This is going to be my last post on sessions from the conference. There were a lot of other very interesting speakers, I’ve just run out of time and need to catch my plane back!
Susan Chun from the Metropolitan Museum of Art in New York presented on the Steve project. Susan is the General Manager for Collections Information Planning for The Met. Steve for those of you not familiar is a social tagging project involving mostly American Art Museums. The impetus for the project was that visitors were having trouble finding works of art on the Met’s online collection. Susan mentioned, the “semantic gap between the public and scholars” that descriptions written by the museum didn’t, in some cases, match the ones that visitors were looking for.

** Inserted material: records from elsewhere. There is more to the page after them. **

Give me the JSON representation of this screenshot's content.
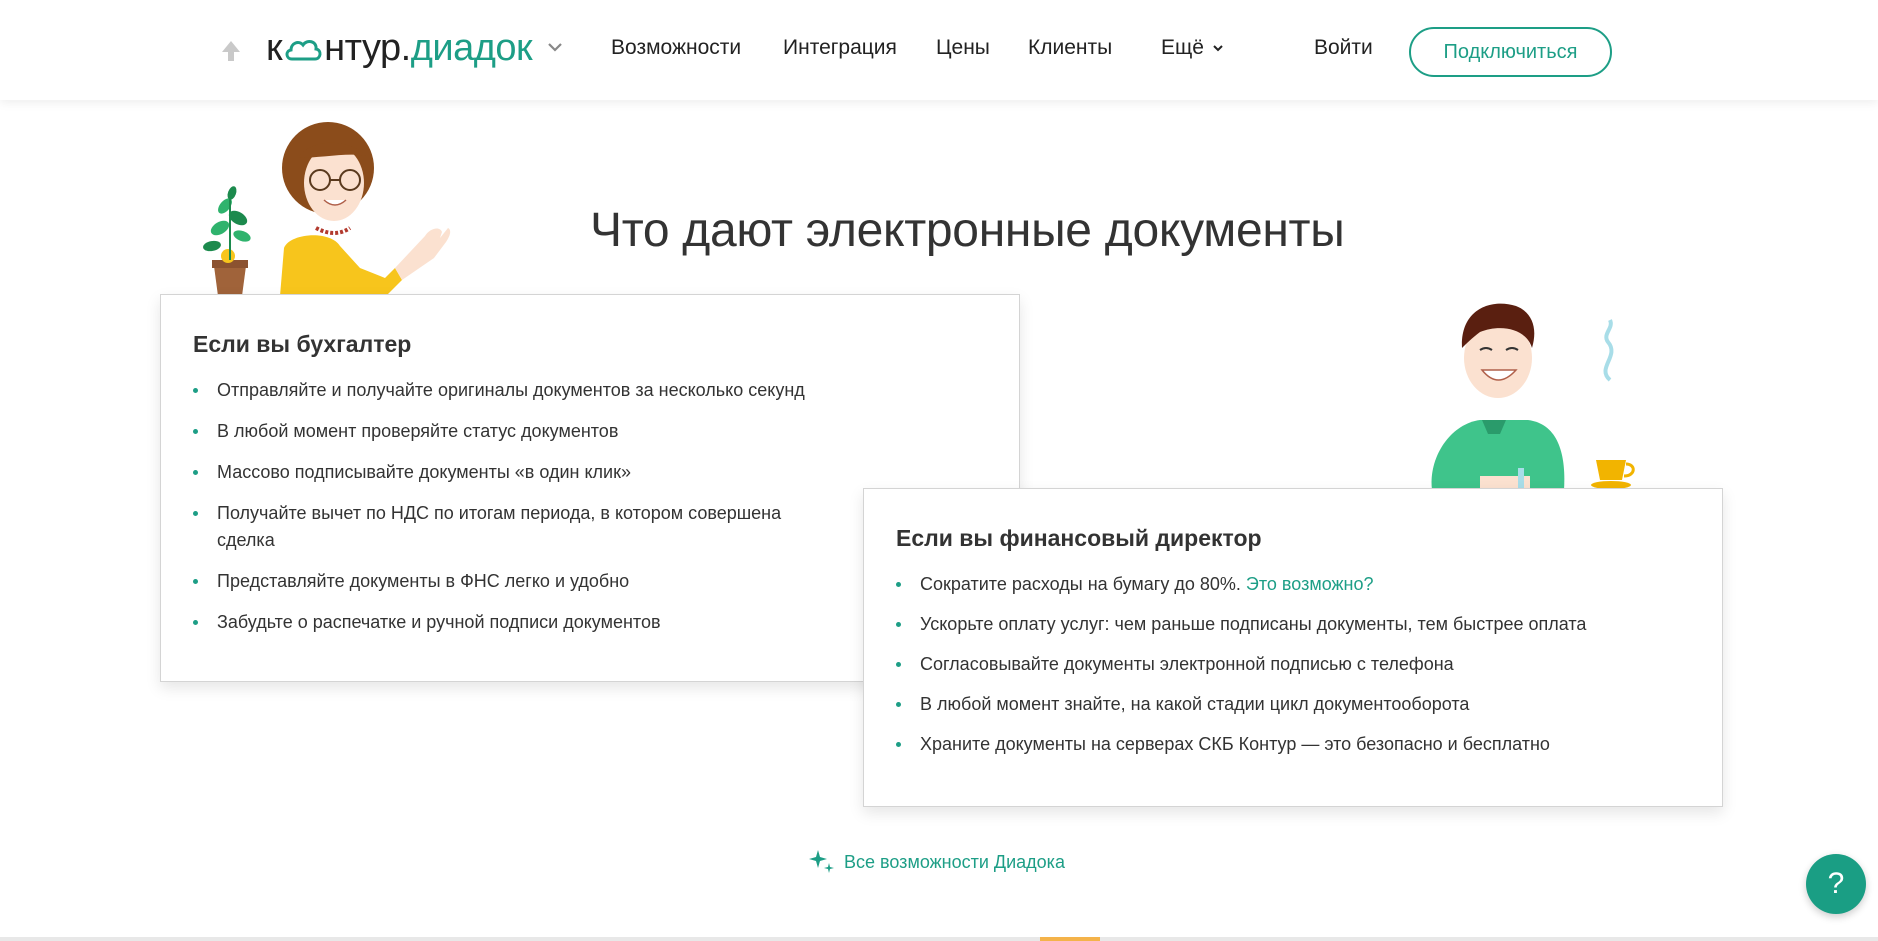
{
  "header": {
    "logo_main": "к",
    "logo_main2": "нтур.",
    "logo_accent": "диадок",
    "nav": [
      {
        "label": "Возможности"
      },
      {
        "label": "Интеграция"
      },
      {
        "label": "Цены"
      },
      {
        "label": "Клиенты"
      },
      {
        "label": "Ещё"
      }
    ],
    "login": "Войти",
    "connect": "Подключиться"
  },
  "main": {
    "title": "Что дают электронные документы",
    "accountant": {
      "heading": "Если вы бухгалтер",
      "items": [
        "Отправляйте и получайте оригиналы документов за несколько секунд",
        "В любой момент проверяйте статус документов",
        "Массово подписывайте документы «в один клик»",
        "Получайте вычет по НДС по итогам периода, в котором совершена сделка",
        "Представляйте документы в ФНС легко и удобно",
        "Забудьте о распечатке и ручной подписи документов"
      ]
    },
    "director": {
      "heading": "Если вы финансовый директор",
      "item1_text": "Сократите расходы на бумагу до 80%.",
      "item1_link": "Это возможно?",
      "items": [
        "Ускорьте оплату услуг: чем раньше подписаны документы, тем быстрее оплата",
        "Согласовывайте документы электронной подписью с телефона",
        "В любой момент знайте, на какой стадии цикл документооборота",
        "Храните документы на серверах СКБ Контур — это безопасно и бесплатно"
      ]
    },
    "all_features": "Все возможности Диадока"
  },
  "help": "?",
  "colors": {
    "accent": "#1d9e86",
    "text": "#333333",
    "yellow": "#f7c51c"
  },
  "icons": [
    "up-arrow-icon",
    "cloud-icon",
    "chevron-down-icon",
    "sparkle-icon",
    "question-icon"
  ]
}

Susan gave an example of renaissance painting that a visitor emailed an inquiry about. The visitor could provide lots of detailed information, but none of it matched the descriptions the museum gave to the painting. Steve: The Art Museum Social Tagging Project was developed to help address problems like this one.
Steve is a collaborative project, and the product is an open source software package. Currently, version 1.0 is available and apparently some developers are beginning to modify and expand Steve’s features.

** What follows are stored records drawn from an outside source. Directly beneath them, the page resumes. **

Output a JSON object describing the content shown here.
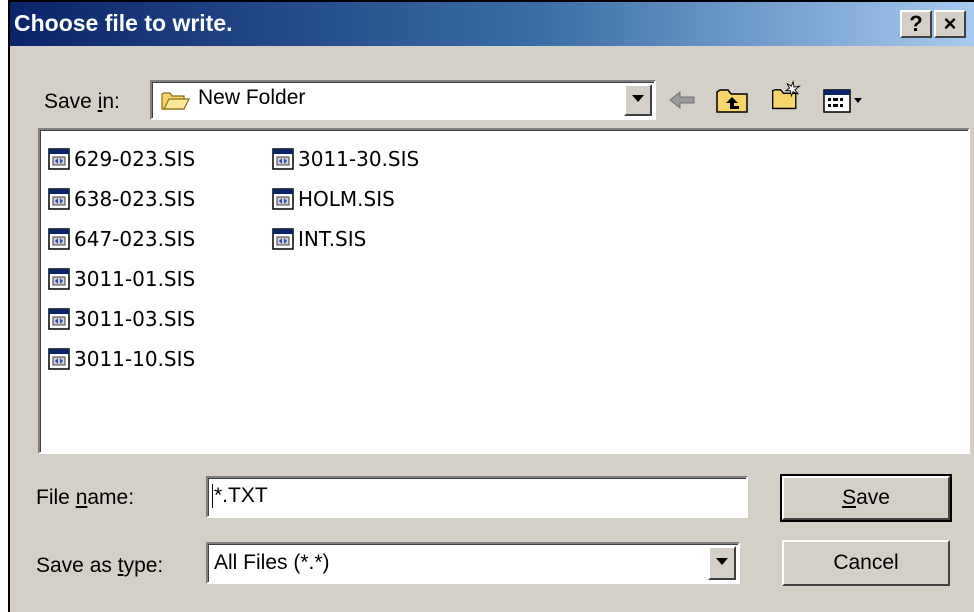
{
  "window": {
    "title": "Choose file to write.",
    "help_label": "?",
    "close_label": "×"
  },
  "save_in": {
    "label_pre": "Save ",
    "label_hot": "i",
    "label_post": "n:",
    "value": "New Folder"
  },
  "toolbar": {
    "icons": [
      "back-arrow-icon",
      "up-one-level-icon",
      "create-new-folder-icon",
      "view-menu-icon"
    ]
  },
  "files": {
    "column1": [
      {
        "name": "629-023.SIS",
        "icon": "sis-file-icon"
      },
      {
        "name": "638-023.SIS",
        "icon": "sis-file-icon"
      },
      {
        "name": "647-023.SIS",
        "icon": "sis-file-icon"
      },
      {
        "name": "3011-01.SIS",
        "icon": "sis-file-icon"
      },
      {
        "name": "3011-03.SIS",
        "icon": "sis-file-icon"
      },
      {
        "name": "3011-10.SIS",
        "icon": "sis-file-icon"
      }
    ],
    "column2": [
      {
        "name": "3011-30.SIS",
        "icon": "sis-file-icon"
      },
      {
        "name": "HOLM.SIS",
        "icon": "sis-file-icon"
      },
      {
        "name": "INT.SIS",
        "icon": "sis-file-icon"
      }
    ]
  },
  "file_name": {
    "label_pre": "File ",
    "label_hot": "n",
    "label_post": "ame:",
    "value": "*.TXT"
  },
  "save_as_type": {
    "label_pre": "Save as ",
    "label_hot": "t",
    "label_post": "ype:",
    "value": "All Files (*.*)"
  },
  "buttons": {
    "save_hot": "S",
    "save_rest": "ave",
    "cancel": "Cancel"
  },
  "colors": {
    "title_bar_start": "#0a246a",
    "title_bar_end": "#a6caf0",
    "dialog_face": "#d4d0c8"
  }
}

Susan continued by mentioning that the group has received funding to conduct two years of research on social tagging. They are going to be looking at questions exploring the nature of tags: “Are tags real words?” “Do they match existing descriptions?” “Are they terms that searchers use?” “Are they appropriate to the work? Accurate?”

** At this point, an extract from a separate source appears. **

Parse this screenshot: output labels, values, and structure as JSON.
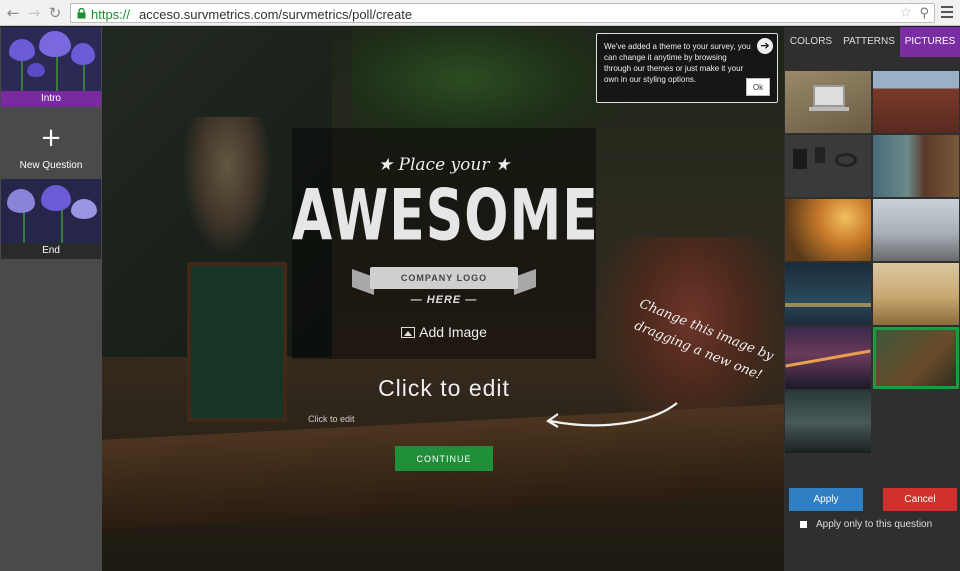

The group is going to share the results using the “open data model” –providing all of the materials to anyone who is interested. I look forward to seeing what they come up with. There’s lot’s more about the project on the Steve website and even a discussion list that you can join.